When I started this project in 2012, I could not envisioned what we completed yesterday at Ishinomaki. On Saturday, September 20th, together with many friend and supporters we completed our world record blanket. The event was our attempt to break the current Guinness World Record for the world’s largest crochet blanket of 306.2 m².
The final count of the blanket is:
11,250 Granny Squares of 20 x 20 cm,
Finished size 476,78 m²
The blanket has now been made into smaller blankets to be given to victims of the 2011 earthquake and Tsunami in the Tohoku area.
Over the past weeks I received several finished blankets. To prepare for our final event next week in Ishinomaki, I already joint 10 blankets into one large ribbon.
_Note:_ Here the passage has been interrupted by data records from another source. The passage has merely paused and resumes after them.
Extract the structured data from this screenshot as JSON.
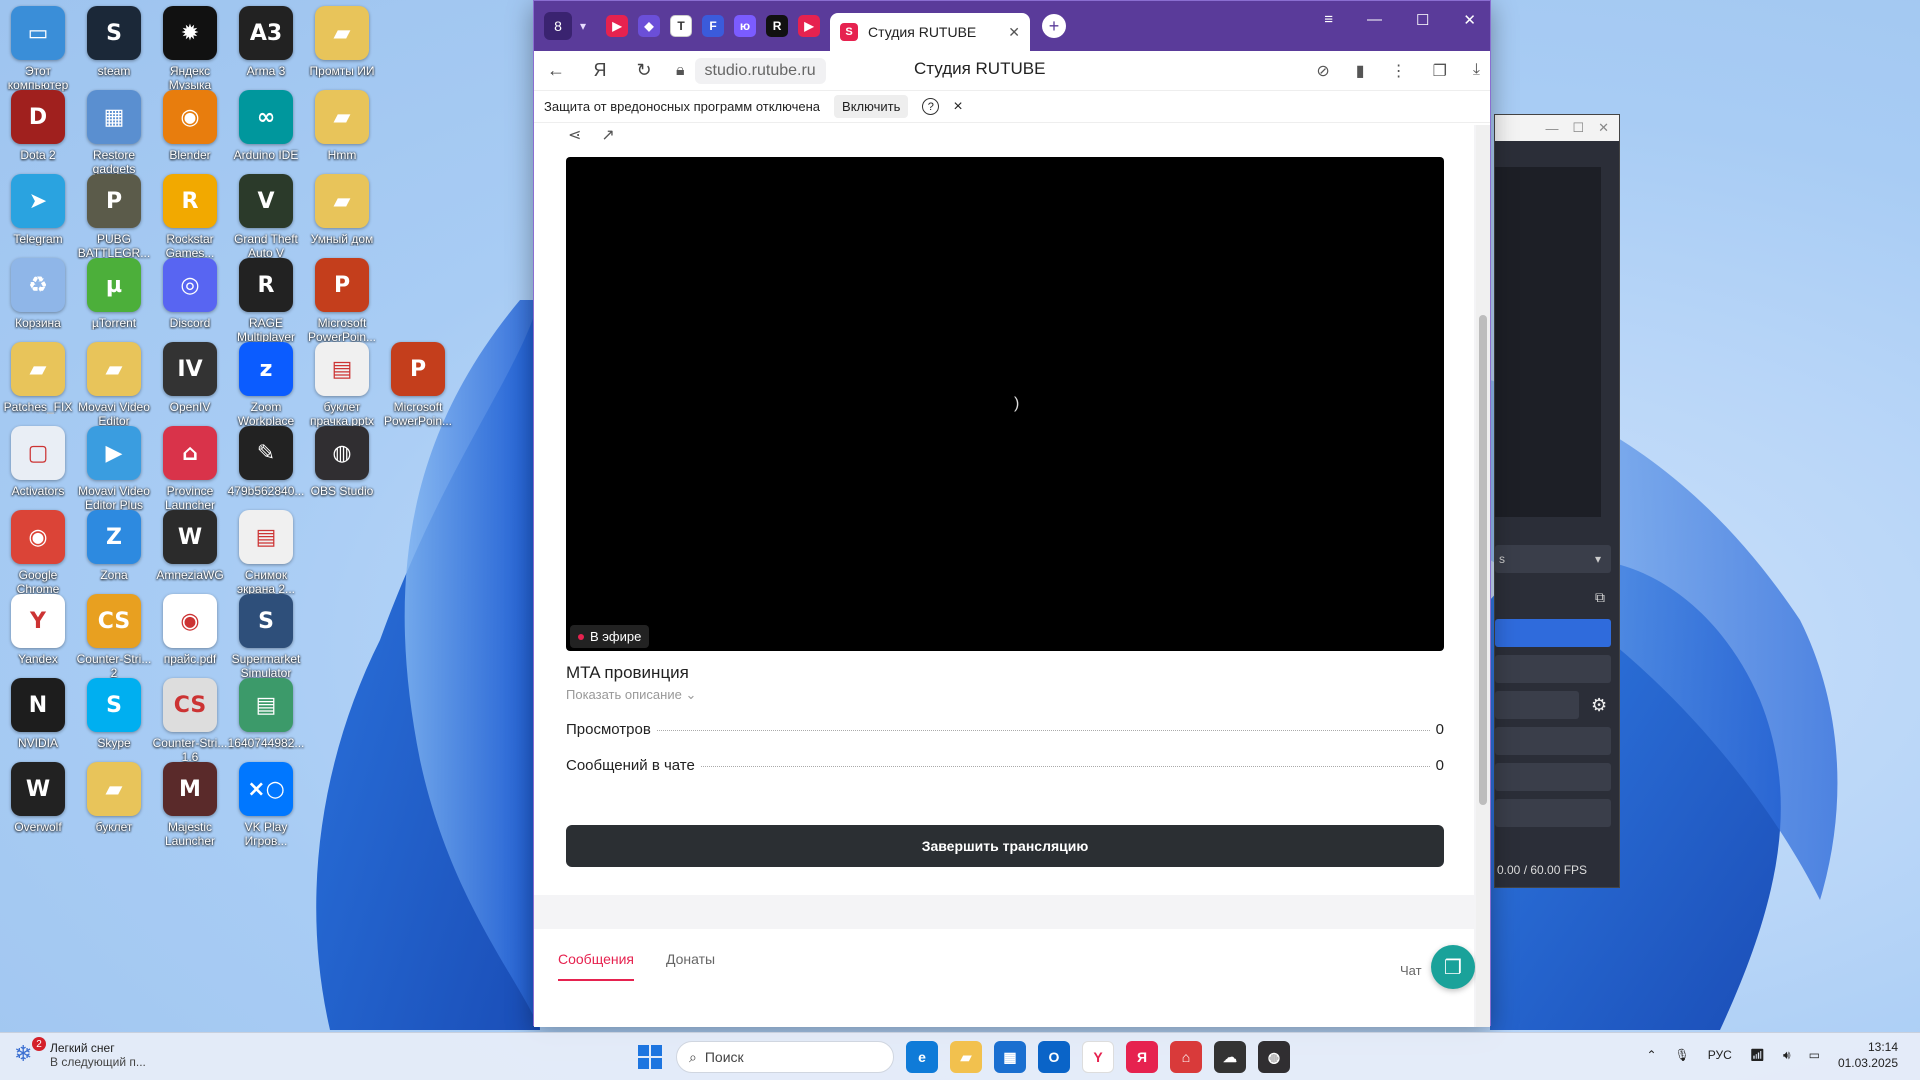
{
  "desktop": {
    "icons": [
      {
        "label": "Этот компьютер",
        "color": "#3a8ed8",
        "glyph": "▭"
      },
      {
        "label": "steam",
        "color": "#1b2838",
        "glyph": "S"
      },
      {
        "label": "Яндекс Музыка",
        "color": "#111111",
        "glyph": "✹"
      },
      {
        "label": "Arma 3",
        "color": "#222222",
        "glyph": "A3"
      },
      {
        "label": "Промты ИИ",
        "color": "#e8c45a",
        "glyph": "▰"
      },
      {
        "label": "Dota 2",
        "color": "#a0201e",
        "glyph": "D"
      },
      {
        "label": "Restore gadgets",
        "color": "#5a8fd0",
        "glyph": "▦"
      },
      {
        "label": "Blender",
        "color": "#e87d0d",
        "glyph": "◉"
      },
      {
        "label": "Arduino IDE",
        "color": "#00979d",
        "glyph": "∞"
      },
      {
        "label": "Hmm",
        "color": "#e8c45a",
        "glyph": "▰"
      },
      {
        "label": "Telegram",
        "color": "#2aa3e0",
        "glyph": "➤"
      },
      {
        "label": "PUBG BATTLEGR...",
        "color": "#5b5b4a",
        "glyph": "P"
      },
      {
        "label": "Rockstar Games...",
        "color": "#f2a900",
        "glyph": "R"
      },
      {
        "label": "Grand Theft Auto V",
        "color": "#2b3a2a",
        "glyph": "V"
      },
      {
        "label": "Умный дом",
        "color": "#e8c45a",
        "glyph": "▰"
      },
      {
        "label": "Корзина",
        "color": "#8fb6e8",
        "glyph": "♻"
      },
      {
        "label": "µTorrent",
        "color": "#4caf3a",
        "glyph": "µ"
      },
      {
        "label": "Discord",
        "color": "#5865f2",
        "glyph": "◎"
      },
      {
        "label": "RAGE Multiplayer",
        "color": "#222222",
        "glyph": "R"
      },
      {
        "label": "Microsoft PowerPoin...",
        "color": "#c43e1c",
        "glyph": "P"
      },
      {
        "label": "Patches_FIX",
        "color": "#e8c45a",
        "glyph": "▰"
      },
      {
        "label": "Movavi Video Editor",
        "color": "#e8c45a",
        "glyph": "▰"
      },
      {
        "label": "OpenIV",
        "color": "#333333",
        "glyph": "IV"
      },
      {
        "label": "Zoom Workplace",
        "color": "#0b5cff",
        "glyph": "z"
      },
      {
        "label": "буклет прачка.pptx",
        "color": "#f0f0f0",
        "glyph": "▤"
      },
      {
        "label": "Microsoft PowerPoin...",
        "color": "#c43e1c",
        "glyph": "P"
      },
      {
        "label": "Activators",
        "color": "#e9eef5",
        "glyph": "▢"
      },
      {
        "label": "Movavi Video Editor Plus",
        "color": "#3a9de0",
        "glyph": "▶"
      },
      {
        "label": "Province Launcher",
        "color": "#d9334a",
        "glyph": "⌂"
      },
      {
        "label": "479b562840...",
        "color": "#222222",
        "glyph": "✎"
      },
      {
        "label": "OBS Studio",
        "color": "#302e31",
        "glyph": "◍"
      },
      {
        "label": "Google Chrome",
        "color": "#db4437",
        "glyph": "◉"
      },
      {
        "label": "Zona",
        "color": "#2d8ae0",
        "glyph": "Z"
      },
      {
        "label": "AmneziaWG",
        "color": "#2b2b2b",
        "glyph": "W"
      },
      {
        "label": "Снимок экрана 2...",
        "color": "#f0f0f0",
        "glyph": "▤"
      },
      {
        "label": "Yandex",
        "color": "#ffffff",
        "glyph": "Y"
      },
      {
        "label": "Counter-Stri... 2",
        "color": "#e8a020",
        "glyph": "CS"
      },
      {
        "label": "прайс.pdf",
        "color": "#ffffff",
        "glyph": "◉"
      },
      {
        "label": "Supermarket Simulator",
        "color": "#2e4f7a",
        "glyph": "S"
      },
      {
        "label": "NVIDIA",
        "color": "#1d1d1d",
        "glyph": "N"
      },
      {
        "label": "Skype",
        "color": "#00aff0",
        "glyph": "S"
      },
      {
        "label": "Counter-Stri... 1.6",
        "color": "#dddddd",
        "glyph": "CS"
      },
      {
        "label": "1640744982...",
        "color": "#3c9a6a",
        "glyph": "▤"
      },
      {
        "label": "Overwolf",
        "color": "#222222",
        "glyph": "W"
      },
      {
        "label": "буклет",
        "color": "#e8c45a",
        "glyph": "▰"
      },
      {
        "label": "Majestic Launcher",
        "color": "#5a2a2a",
        "glyph": "M"
      },
      {
        "label": "VK Play Игров...",
        "color": "#0077ff",
        "glyph": "×○"
      }
    ]
  },
  "obs": {
    "select_text": "s",
    "fps_text": "0.00 / 60.00 FPS"
  },
  "browser": {
    "workspace_count": "8",
    "tab_title": "Студия RUTUBE",
    "url": "studio.rutube.ru",
    "page_title": "Студия RUTUBE",
    "warning_text": "Защита от вредоносных программ отключена",
    "enable_label": "Включить",
    "help_glyph": "?",
    "close_glyph": "×"
  },
  "stream": {
    "live_label": "В эфире",
    "title": "MTA провинция",
    "show_description": "Показать описание",
    "stats": [
      {
        "label": "Просмотров",
        "value": "0"
      },
      {
        "label": "Сообщений в чате",
        "value": "0"
      }
    ],
    "end_button": "Завершить трансляцию"
  },
  "chat": {
    "tabs": [
      "Сообщения",
      "Донаты"
    ],
    "selected_tab": "Сообщения",
    "chat_label": "Чат"
  },
  "taskbar": {
    "weather_badge": "2",
    "weather_line1": "Легкий снег",
    "weather_line2": "В следующий п...",
    "search_placeholder": "Поиск",
    "lang": "РУС",
    "time": "13:14",
    "date": "01.03.2025"
  },
  "colors": {
    "accent": "#e6224f",
    "browser_frame": "#5a3b9a",
    "end_button": "#2b2f33"
  }
}
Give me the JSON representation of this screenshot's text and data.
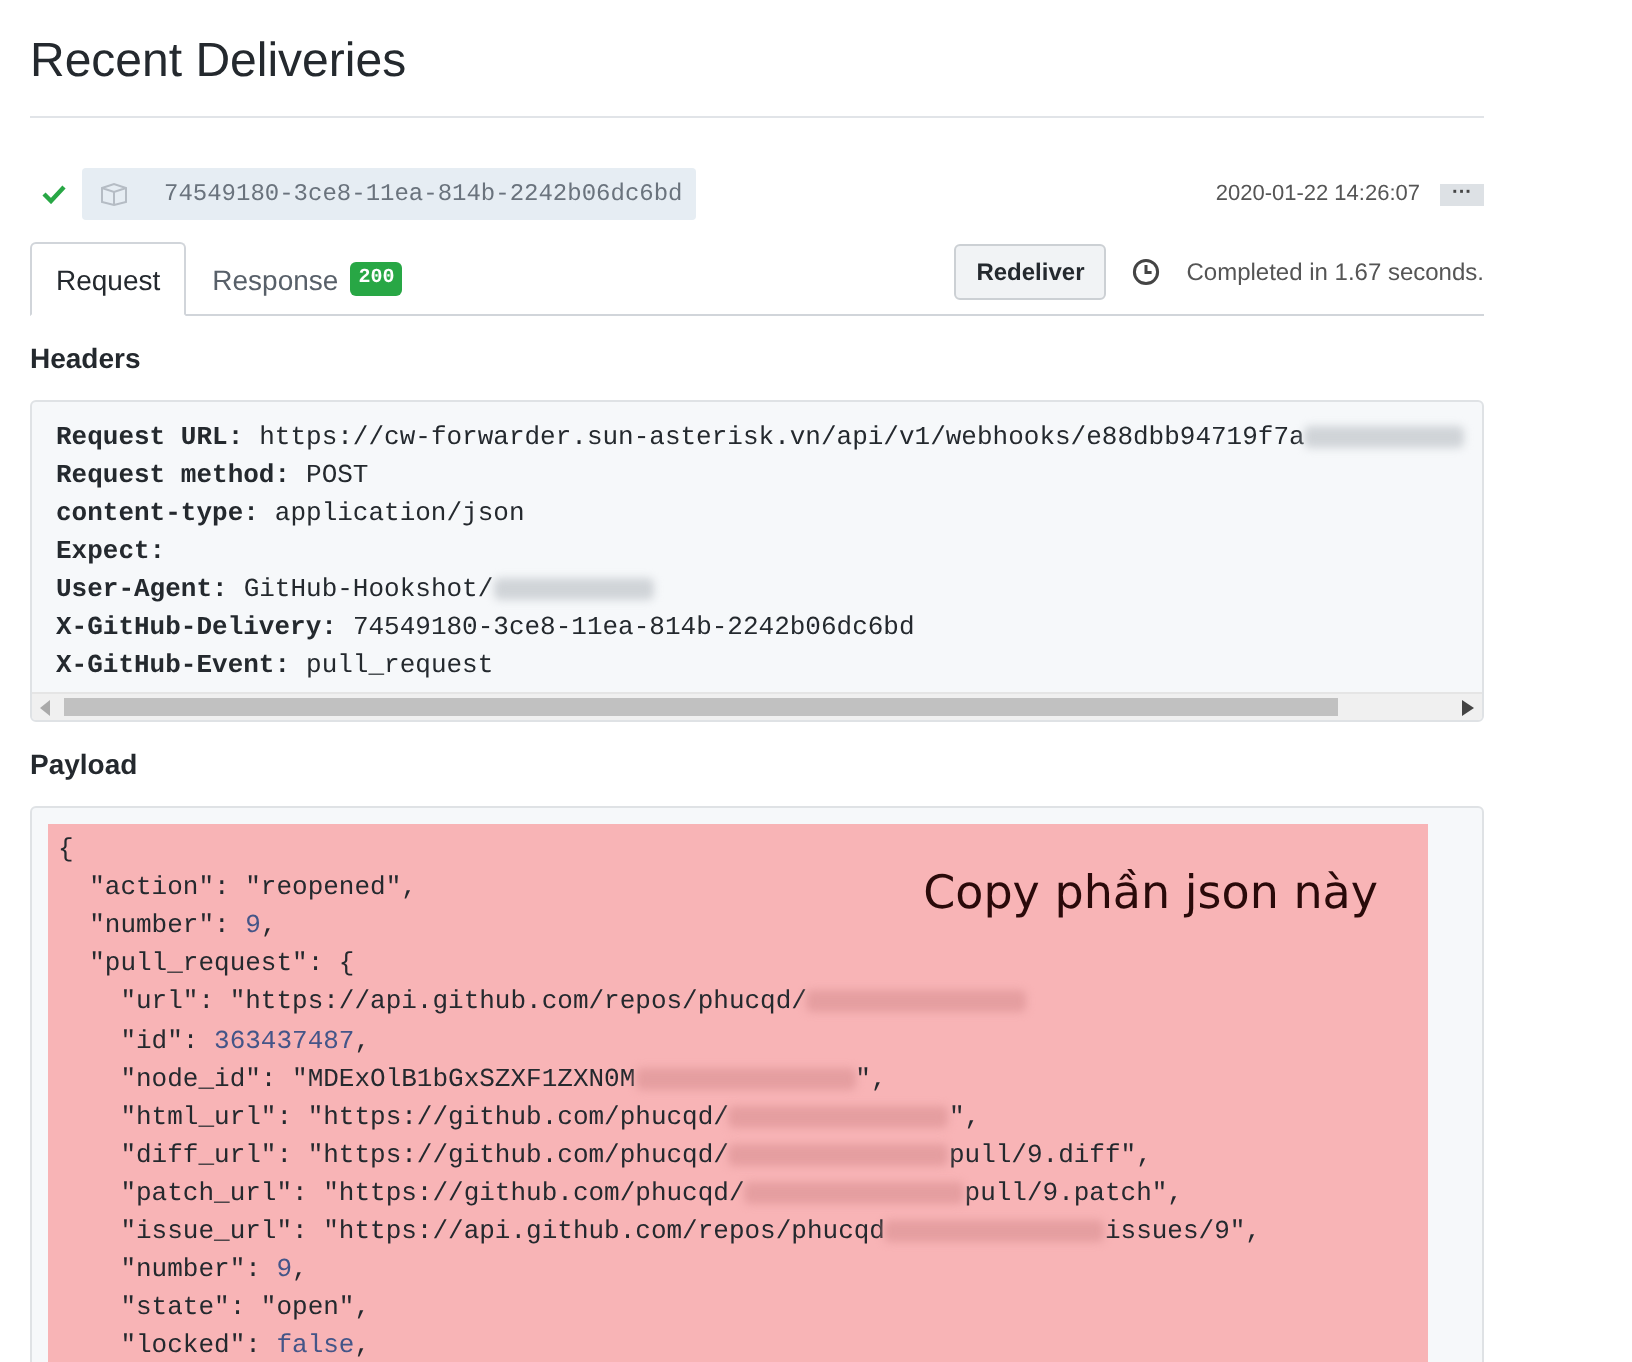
{
  "title": "Recent Deliveries",
  "delivery": {
    "success": true,
    "guid": "74549180-3ce8-11ea-814b-2242b06dc6bd",
    "time": "2020-01-22 14:26:07",
    "more": "···"
  },
  "tabs": [
    {
      "label": "Request",
      "selected": true
    },
    {
      "label": "Response",
      "selected": false,
      "badge": "200"
    }
  ],
  "redeliver": "Redeliver",
  "completed": "Completed in 1.67 seconds.",
  "headers": {
    "heading": "Headers",
    "lines": [
      {
        "name": "Request URL:",
        "value": "https://cw-forwarder.sun-asterisk.vn/api/v1/webhooks/e88dbb94719f7a",
        "blurred": true
      },
      {
        "name": "Request method:",
        "value": "POST",
        "blurred": false
      },
      {
        "name": "content-type:",
        "value": "application/json",
        "blurred": false
      },
      {
        "name": "Expect:",
        "blurred": false
      },
      {
        "name": "User-Agent:",
        "value": "GitHub-Hookshot/",
        "blurred": true
      },
      {
        "name": "X-GitHub-Delivery:",
        "value": "74549180-3ce8-11ea-814b-2242b06dc6bd",
        "blurred": false
      },
      {
        "name": "X-GitHub-Event:",
        "value": "pull_request",
        "blurred": false
      }
    ]
  },
  "payload": {
    "heading": "Payload",
    "note": "Copy phần json này",
    "lines": [
      [
        {
          "kind": "text",
          "text": "{"
        }
      ],
      [
        {
          "kind": "text",
          "text": "  \"action\": \"reopened\","
        }
      ],
      [
        {
          "kind": "text",
          "text": "  \"number\": "
        },
        {
          "kind": "number",
          "text": "9"
        },
        {
          "kind": "text",
          "text": ","
        }
      ],
      [
        {
          "kind": "text",
          "text": "  \"pull_request\": {"
        }
      ],
      [
        {
          "kind": "text",
          "text": "    \"url\": \"https://api.github.com/repos/phucqd/"
        },
        {
          "kind": "blur"
        }
      ],
      [
        {
          "kind": "text",
          "text": "    \"id\": "
        },
        {
          "kind": "number",
          "text": "363437487"
        },
        {
          "kind": "text",
          "text": ","
        }
      ],
      [
        {
          "kind": "text",
          "text": "    \"node_id\": \"MDExOlB1bGxSZXF1ZXN0M"
        },
        {
          "kind": "blur"
        },
        {
          "kind": "text",
          "text": "\","
        }
      ],
      [
        {
          "kind": "text",
          "text": "    \"html_url\": \"https://github.com/phucqd/"
        },
        {
          "kind": "blur"
        },
        {
          "kind": "text",
          "text": "\","
        }
      ],
      [
        {
          "kind": "text",
          "text": "    \"diff_url\": \"https://github.com/phucqd/"
        },
        {
          "kind": "blur"
        },
        {
          "kind": "text",
          "text": "pull/9.diff\","
        }
      ],
      [
        {
          "kind": "text",
          "text": "    \"patch_url\": \"https://github.com/phucqd/"
        },
        {
          "kind": "blur"
        },
        {
          "kind": "text",
          "text": "pull/9.patch\","
        }
      ],
      [
        {
          "kind": "text",
          "text": "    \"issue_url\": \"https://api.github.com/repos/phucqd"
        },
        {
          "kind": "blur"
        },
        {
          "kind": "text",
          "text": "issues/9\","
        }
      ],
      [
        {
          "kind": "text",
          "text": "    \"number\": "
        },
        {
          "kind": "number",
          "text": "9"
        },
        {
          "kind": "text",
          "text": ","
        }
      ],
      [
        {
          "kind": "text",
          "text": "    \"state\": \"open\","
        }
      ],
      [
        {
          "kind": "text",
          "text": "    \"locked\": "
        },
        {
          "kind": "number",
          "text": "false"
        },
        {
          "kind": "text",
          "text": ","
        }
      ]
    ]
  }
}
Unfortunately, today we have rain, but should the weather allow, I will take a picture of the ‘Roll of 10’.
The other day I received a large box from Iwate-ken. A kind lady there has made and sent me 88 beautiful Granny Squares. Each made with such precision and details, like small pieces of art. Thank you Hiroko-san.
Over the last weeks I had received many baby and kids items. Last week I got in contact with a gentleman, how runs a NPO for local temporary housing facilities in Iwate. Today I have send him a large box of baby and kids knits he will distribute to families at different facilities.
Last Friday TV Kanagawa (TVK) spoke live on air to my friend’s mother, who now lives at a temporary housing facility in Iwate. TVK had put together a special program to commemorate the earthquake and tsunami from 2011.
Last year, I had sent her almost 200 woolly hats, one for each resident. The staff at TVK has knitted a scarf, which came out in a rather interesting shape, so we made it into a cover for a hot water bottle. I will get a DVD from the program and blog it here. To arrive together with the item from TVK, I had sent a box full of hats, shawls and several knitting kits to Iwate. It is still pretty grim in Tohoku and my friend’s mom doesn’t know, when and if they be able to move from the temporary housing. Keep knitting.
This morning I packed 3 more boxes for Tohoku. One is going to the temporary housing facility in Iwate. I am sending them more shawls and scarves. The other one is for Fukushima and quite large. I had a number of cardigans, shawls and other warm items, which should still be useful. The last box is the first one for a temporary housing facility in Miyagi. Some of the residents want to knit and were asking for yarn and needles. All should arrive by tomorrow.
End of last year I have sent many of your hats and tawashi to a temporary housing facility in Iwate. We were able to give each resident a hat, along with many scarves and other warm items.
One of the residents spoke with a local newspaper, who kindly published an article about this.Yesterday I got a copy of the article, but don’t know when it appeared and the name of the newspaper. I will try to get that information.
The article also shows a picture of some of the residents opening the boxes, a lady on the right is wearing one of the hats. On the left side is my friends mother.
Several years ago I got a 2 tatami size hot carpet from a friend, who left Japan. It was sitting here at my place for years, but I never used it. One day I was talking to my friend from Iwate. She mentioned, that her mother was looking for one. So last week I got it out and checked it. As there was still some space in the box I included all the tawashi I got from the lady at my dry cleaner. In a separate box I included scarves, shawls, gloves and socks I still had. Many of the items were wrapped and had personal messages attached. All arrived on time for Christmas Eve.
My friend has send me this picture. It’s one of the kids from the children center in Iwate. They distributed the knitted items I had sent. Isn’t this cute and worth the effort? Keep knitting, there are still many kids without a hat.